Graduation Semester and Year




Document Type


Degree Name

Master of Science in Biomedical Engineering



First Advisor

Hanli Liu


In my optical spectroscopy study, multi-channel, thin optical probes with short source-detector separation have been implemented, calibrated, and used along with a multi-channel spectrometer as a quantitative technique to observe changes in vascular hemoglobin concentration and hemoglobin oxygen saturation as well as light scattering of tissues. Each of the four needle probes used in my study consists of two bifurcated fibers; one fiber is connected to a halogen light source and the other fiber to a CCD-array spectrometer having a spectral window from 450 nm to 900 nm. Each fiber is 100 micron in diameter. As we utilized the four probes individually and simultaneously, a source multiplexer and a multi-channel spectrometer were used during the measurement. For quantification of tissue physiological parameters, each probe needed to be calibrated to remove the instrumentation effects.

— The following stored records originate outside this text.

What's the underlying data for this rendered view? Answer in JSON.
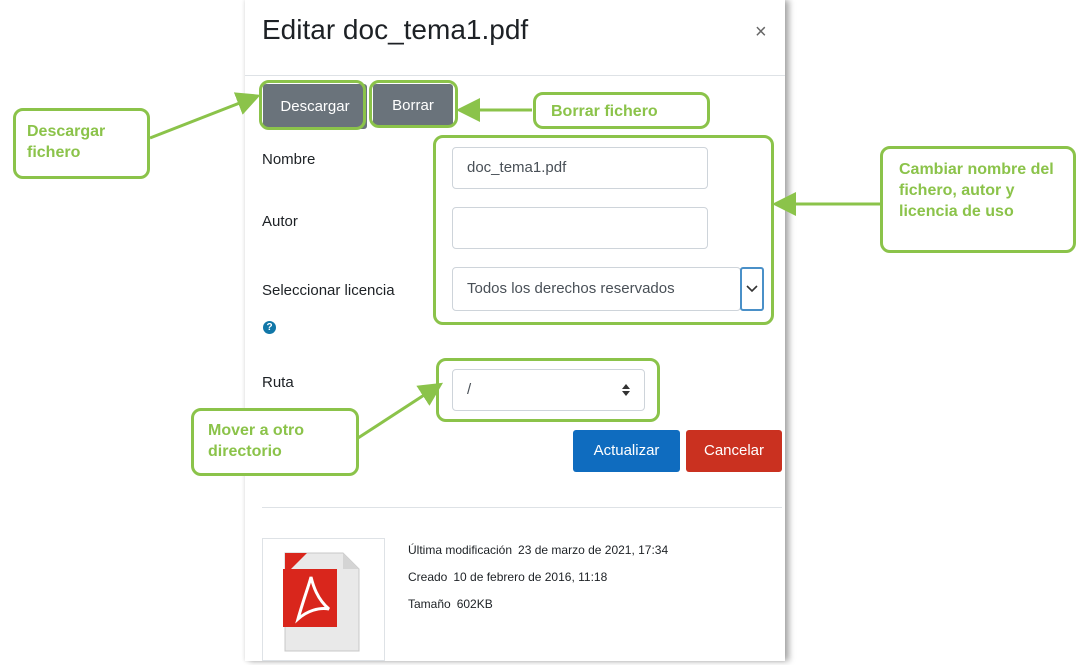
{
  "dialog": {
    "title": "Editar doc_tema1.pdf",
    "close_glyph": "×"
  },
  "actions": {
    "download_label": "Descargar",
    "delete_label": "Borrar"
  },
  "form": {
    "name_label": "Nombre",
    "name_value": "doc_tema1.pdf",
    "author_label": "Autor",
    "author_value": "",
    "license_label": "Seleccionar licencia",
    "license_value": "Todos los derechos reservados",
    "path_label": "Ruta",
    "path_value": "/"
  },
  "buttons": {
    "update_label": "Actualizar",
    "cancel_label": "Cancelar"
  },
  "file_info": {
    "modified_label": "Última modificación",
    "modified_value": "23 de marzo de 2021, 17:34",
    "created_label": "Creado",
    "created_value": "10 de febrero de 2016, 11:18",
    "size_label": "Tamaño",
    "size_value": "602KB"
  },
  "annotations": {
    "download": "Descargar fichero",
    "delete": "Borrar fichero",
    "change": "Cambiar nombre del fichero, autor y licencia de uso",
    "move": "Mover a otro directorio"
  },
  "colors": {
    "annotation_green": "#8bc34a",
    "primary_blue": "#0f6cbf",
    "danger_red": "#ca3120",
    "secondary_gray": "#6a737b"
  },
  "icons": {
    "help": "help-icon",
    "file": "pdf-file-icon",
    "close": "close-icon",
    "select": "chevron-down-icon"
  }
}
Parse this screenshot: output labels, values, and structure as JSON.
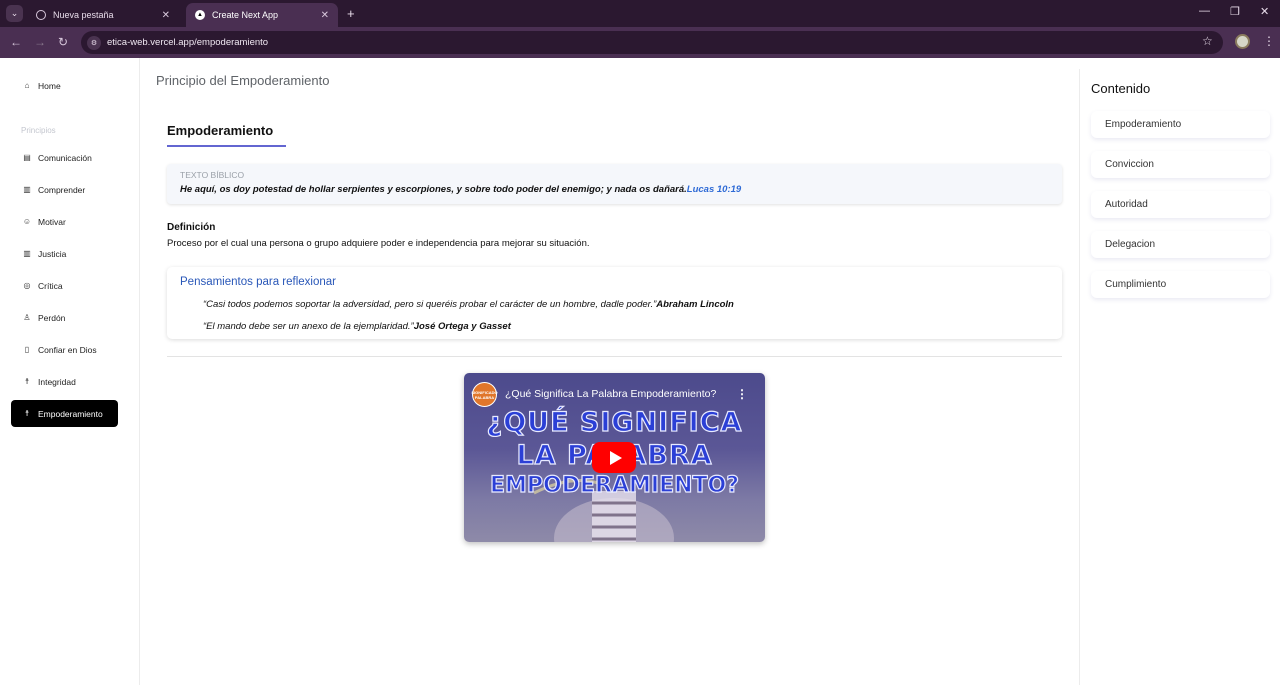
{
  "browser": {
    "tabs": [
      {
        "title": "Nueva pestaña",
        "active": false
      },
      {
        "title": "Create Next App",
        "active": true
      }
    ],
    "url": "etica-web.vercel.app/empoderamiento"
  },
  "sidebar": {
    "home_label": "Home",
    "section_label": "Principios",
    "items": [
      {
        "label": "Comunicación",
        "icon": "book-icon"
      },
      {
        "label": "Comprender",
        "icon": "notebook-icon"
      },
      {
        "label": "Motivar",
        "icon": "smile-icon"
      },
      {
        "label": "Justicia",
        "icon": "columns-icon"
      },
      {
        "label": "Crítica",
        "icon": "compass-icon"
      },
      {
        "label": "Perdón",
        "icon": "user-icon"
      },
      {
        "label": "Confiar en Dios",
        "icon": "book-icon"
      },
      {
        "label": "Integridad",
        "icon": "person-icon"
      },
      {
        "label": "Empoderamiento",
        "icon": "person-icon",
        "active": true
      }
    ]
  },
  "main": {
    "page_title": "Principio del Empoderamiento",
    "heading": "Empoderamiento",
    "bible": {
      "label": "TEXTO BÍBLICO",
      "text": "He aquí, os doy potestad de hollar serpientes y escorpiones, y sobre todo poder del enemigo; y nada os dañará.",
      "reference": "Lucas 10:19"
    },
    "definition": {
      "label": "Definición",
      "text": "Proceso por el cual una persona o grupo adquiere poder e independencia para mejorar su situación."
    },
    "thoughts": {
      "title": "Pensamientos para reflexionar",
      "quotes": [
        {
          "text": "“Casi todos podemos soportar la adversidad, pero si queréis probar el carácter de un hombre, dadle poder.”",
          "author": "Abraham Lincoln"
        },
        {
          "text": "“El mando debe ser un anexo de la ejemplaridad.”",
          "author": "José Ortega y Gasset"
        }
      ]
    },
    "video": {
      "title": "¿Qué Significa La Palabra Empoderamiento?",
      "channel_badge": "SIGNIFICADO PALABRA",
      "overlay_lines": [
        "¿QUÉ SIGNIFICA",
        "LA PALABRA",
        "EMPODERAMIENTO?"
      ]
    }
  },
  "toc": {
    "title": "Contenido",
    "items": [
      "Empoderamiento",
      "Conviccion",
      "Autoridad",
      "Delegacion",
      "Cumplimiento"
    ]
  }
}
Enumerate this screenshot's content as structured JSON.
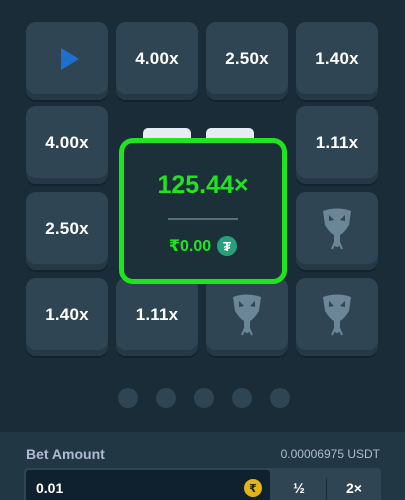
{
  "board": {
    "row1": [
      "",
      "4.00x",
      "2.50x",
      "1.40x"
    ],
    "row2": [
      "4.00x",
      "",
      "",
      "1.11x"
    ],
    "row3": [
      "2.50x",
      "",
      "",
      ""
    ],
    "row4": [
      "1.40x",
      "1.11x",
      "",
      ""
    ]
  },
  "result": {
    "multiplier": "125.44×",
    "payout": "₹0.00",
    "currency_icon": "tether-icon",
    "color": "#1fe51f"
  },
  "pagination": {
    "count": 5
  },
  "bet": {
    "label": "Bet Amount",
    "usdt_value": "0.00006975 USDT",
    "input_value": "0.01",
    "coin_symbol": "₹",
    "half_label": "½",
    "double_label": "2×"
  }
}
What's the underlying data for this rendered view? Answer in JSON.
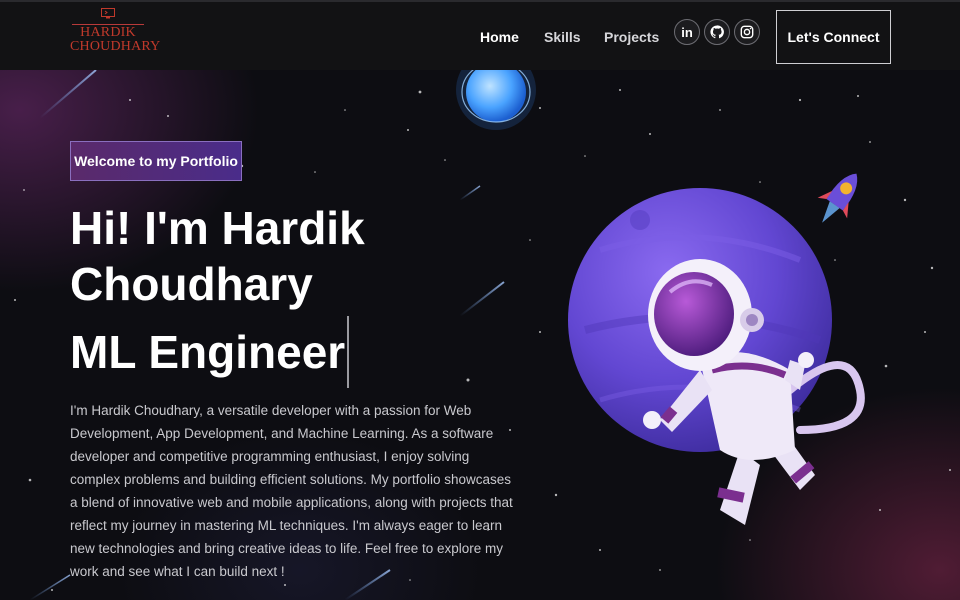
{
  "brand": {
    "line1": "HARDIK",
    "line2": "CHOUDHARY",
    "color": "#c0392b"
  },
  "nav": {
    "links": [
      {
        "label": "Home",
        "active": true
      },
      {
        "label": "Skills",
        "active": false
      },
      {
        "label": "Projects",
        "active": false
      }
    ],
    "socials": [
      {
        "icon": "linkedin-icon",
        "label": "in"
      },
      {
        "icon": "github-icon"
      },
      {
        "icon": "instagram-icon"
      }
    ],
    "cta_label": "Let's Connect"
  },
  "hero": {
    "badge": "Welcome to my Portfolio",
    "headline_line1": "Hi! I'm Hardik",
    "headline_line2": "Choudhary",
    "role": "ML Engineer",
    "bio": "I'm Hardik Choudhary, a versatile developer with a passion for Web Development, App Development, and Machine Learning. As a software developer and competitive programming enthusiast, I enjoy solving complex problems and building efficient solutions. My portfolio showcases a blend of innovative web and mobile applications, along with projects that reflect my journey in mastering ML techniques. I'm always eager to learn new technologies and bring creative ideas to life. Feel free to explore my work and see what I can build next !"
  },
  "colors": {
    "background": "#0b0b0e",
    "navbar": "#121214",
    "badge_from": "#5a2a6a",
    "badge_to": "#4a2c8a",
    "planet": "#6a4bd6",
    "suit_accent": "#7b2f8f"
  }
}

The laboratory experiments using liquid tissue phantoms were conducted to calibrate the probes and to validate the algorithm that was developed to quantify oxygenated [HbO] and deoxygenated [Hb] hemoglobin concentrations and scattering coefficients. These calibrated probes were then applied for the pain study in rats. Two probes were placed on the spinal cord and two on the primary somatosensory (S1) region of the rat brain, each on the ipsilateral and contralateral sides of the rat. While the paw of the rat was stimulated using electrical stimulations, hemodynamic responses were acquired at the four locations on the rat. The results showed a significant increase in [HbO] and a decrease in [Hb] at the ipsilateral side of the spinal cord and contrlateral side of the S1 region of the brain, caused by the electrical stimulation at the paw. My study demonstrates that multi-channel reflectance spectroscopy is a useful tool to study pain mechanism at different central nervous sites using animal models.


Biomedical Engineering and Bioengineering | Engineering


Degree granted by The University of Texas at Arlington